Brain tissue was obtained from wild-type female Spraque-Dawley rats following the same acute and repeated cocaine treatments described above for the microarray and qPCR experiments. However 90 minutes after test day injections, rats were deeply anesthetized with isoflurane and perfused with 100 ml of PBS followed by 400 ml of 4% paraformaldehyde (PFA). Brains were post-fixed in PFA for 2 hours and transferred to 30% sucrose solution at 4°C for 2–3 days. Brains were frozen on powdered dry ice and kept at −80°C until sectioning. Coronal sections were cut 40 μm thick between Bregma 2.5 and −0.5 (Paxinos and Watson, 1998
Sections were immunolabeled for Fos and Arc. Briefly, sections were washed three times in Tris-buffered saline (TBS) and permeabilized for 30 min in TBS with 0.2% Triton X-100. Sections were washed again in TBS and incubated in primary antibodies diluted in PBS with 0.3% Triton X-100 for 24 hours on a shaker at 4°C. We used a rabbit polyclonal against c-Fos antibody (1:500 dilution, Cat# sc-52, Santa Cruz Biotechnology, Santa Cruz, CA) and a mouse monoclonal Arc antibody (1:100 dilution, Cat# sc-17839, Santa Cruz Biotechnology). Sections were washed three times in TBS and incubated in secondary antibodies diluted in PBS for 1.5 hours on a shaker at room temperature. We used Alexa Fluor 488-labeled donkey anti-rabbit antibody (1:200 dilution, Cat# A21206, Invitrogen) and Alexa Fluor 568-labeled goat anti-mouse antibody (1:200 dilution, Cat# A11004, Invitrogen). Sections were washed in TBS, mounted onto chrom-alum coated slides, and coverslipped with VectaShield hard-set mounting media.
Fluorescent images of Fos and Arc immunoreactivity in caudate-putamen and NAc (approximately 2.0 mm anterior to Bregma) were captured using a CCD camera (Coolsnap Photometrics, Roper Scientific Inc., Trenton, NJ) attached to a Zeiss Axioskop 2 microscope. Images for counting labeled cells were taken at 200x magnification; images for determining Fos and Arc colocalization were taken at 400x magnification. Labeled cells from four hemispheres per rat were automatically counted using IPLab software for Macintosh, version 3.9.4 r5 (Scanalytics, Inc., Fairfax, VA). Counts from all four hemispheres were averaged to obtain a single value for each rat.

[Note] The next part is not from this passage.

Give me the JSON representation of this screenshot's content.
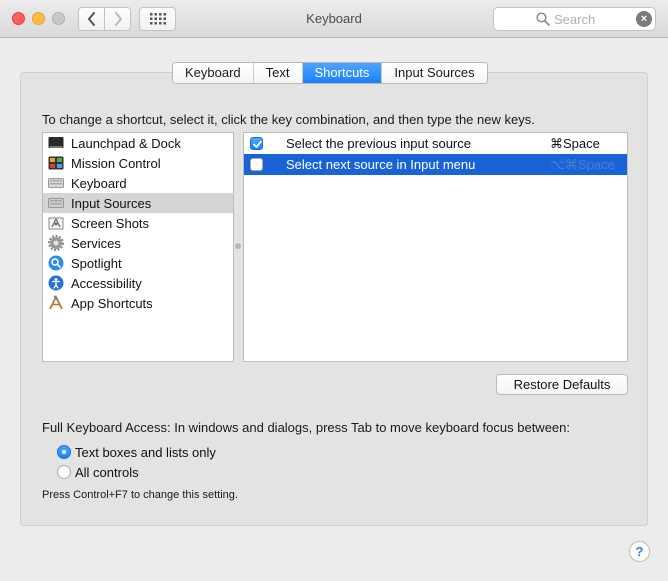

Locomotor sensitization data were analyzed using one-way ANOVA with repeated measures for the main effect of time over 4 injection days. Statistical significance was set at p < 0.05. Microarray data were analyzed using DIANE 6.0, a spreadsheet-based microarray analysis program based on SAS JMP 7.0, as previously described (Garg et al., 2009

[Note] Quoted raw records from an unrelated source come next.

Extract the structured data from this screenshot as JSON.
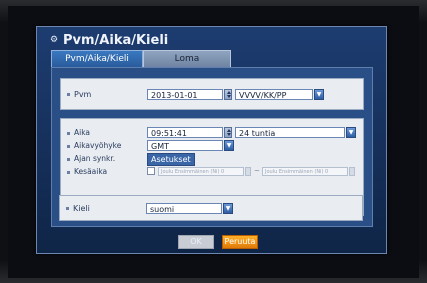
{
  "window": {
    "title": "Pvm/Aika/Kieli"
  },
  "tabs": [
    {
      "label": "Pvm/Aika/Kieli"
    },
    {
      "label": "Loma"
    }
  ],
  "date_section": {
    "date_label": "Pvm",
    "date_value": "2013-01-01",
    "format_value": "VVVV/KK/PP"
  },
  "time_section": {
    "time_label": "Aika",
    "time_value": "09:51:41",
    "time_format_value": "24 tuntia",
    "timezone_label": "Aikavyöhyke",
    "timezone_value": "GMT",
    "sync_label": "Ajan synkr.",
    "sync_button": "Asetukset",
    "dst_label": "Kesäaika",
    "dst_from": "Joulu Ensimmäinen (Ni) 0",
    "dst_separator": "~",
    "dst_to": "Joulu Ensimmäinen (Ni) 0"
  },
  "language_section": {
    "label": "Kieli",
    "value": "suomi"
  },
  "footer": {
    "ok_label": "OK",
    "cancel_label": "Peruuta"
  }
}
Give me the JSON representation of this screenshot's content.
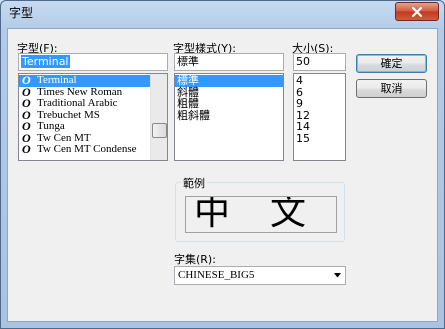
{
  "window": {
    "title": "字型"
  },
  "font": {
    "label": "字型(F):",
    "value": "Terminal",
    "items": [
      "Terminal",
      "Times New Roman",
      "Traditional Arabic",
      "Trebuchet MS",
      "Tunga",
      "Tw Cen MT",
      "Tw Cen MT Condense"
    ],
    "selected_index": 0
  },
  "style": {
    "label": "字型樣式(Y):",
    "value": "標準",
    "items": [
      "標準",
      "斜體",
      "粗體",
      "粗斜體"
    ],
    "selected_index": 0
  },
  "size": {
    "label": "大小(S):",
    "value": "50",
    "items": [
      "4",
      "6",
      "9",
      "12",
      "14",
      "15"
    ]
  },
  "buttons": {
    "ok": "確定",
    "cancel": "取消"
  },
  "sample": {
    "label": "範例",
    "text": "中文"
  },
  "charset": {
    "label": "字集(R):",
    "value": "CHINESE_BIG5"
  },
  "icons": {
    "close": "close-icon",
    "truetype": "truetype-icon",
    "dropdown": "chevron-down-icon"
  }
}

). Fluorescence intensity data from microarrays were subject to filtering by detection p
-values and Z
normalization. Sample quality was analyzed using scatterplots, principal components analysis, and gene sample Z
-score-based hierarchical clustering to exclude possible outliers. ANOVA tests were then used to eliminate genes with larger variances within each comparison group. Genes were identified as differentially expressed if p <0.01, absolute Z
-ratio ≥ 1.5, and false discovery ratio (fdr) <0.07. For qPCR data, one-way ANOVA was used to compare data for each gene. Statistical significance was set at p <0.05. For Fos and Arc immunohistochemistry, a t-test assuming unequal variance was used to calculate statistical significance, set at p <0.05.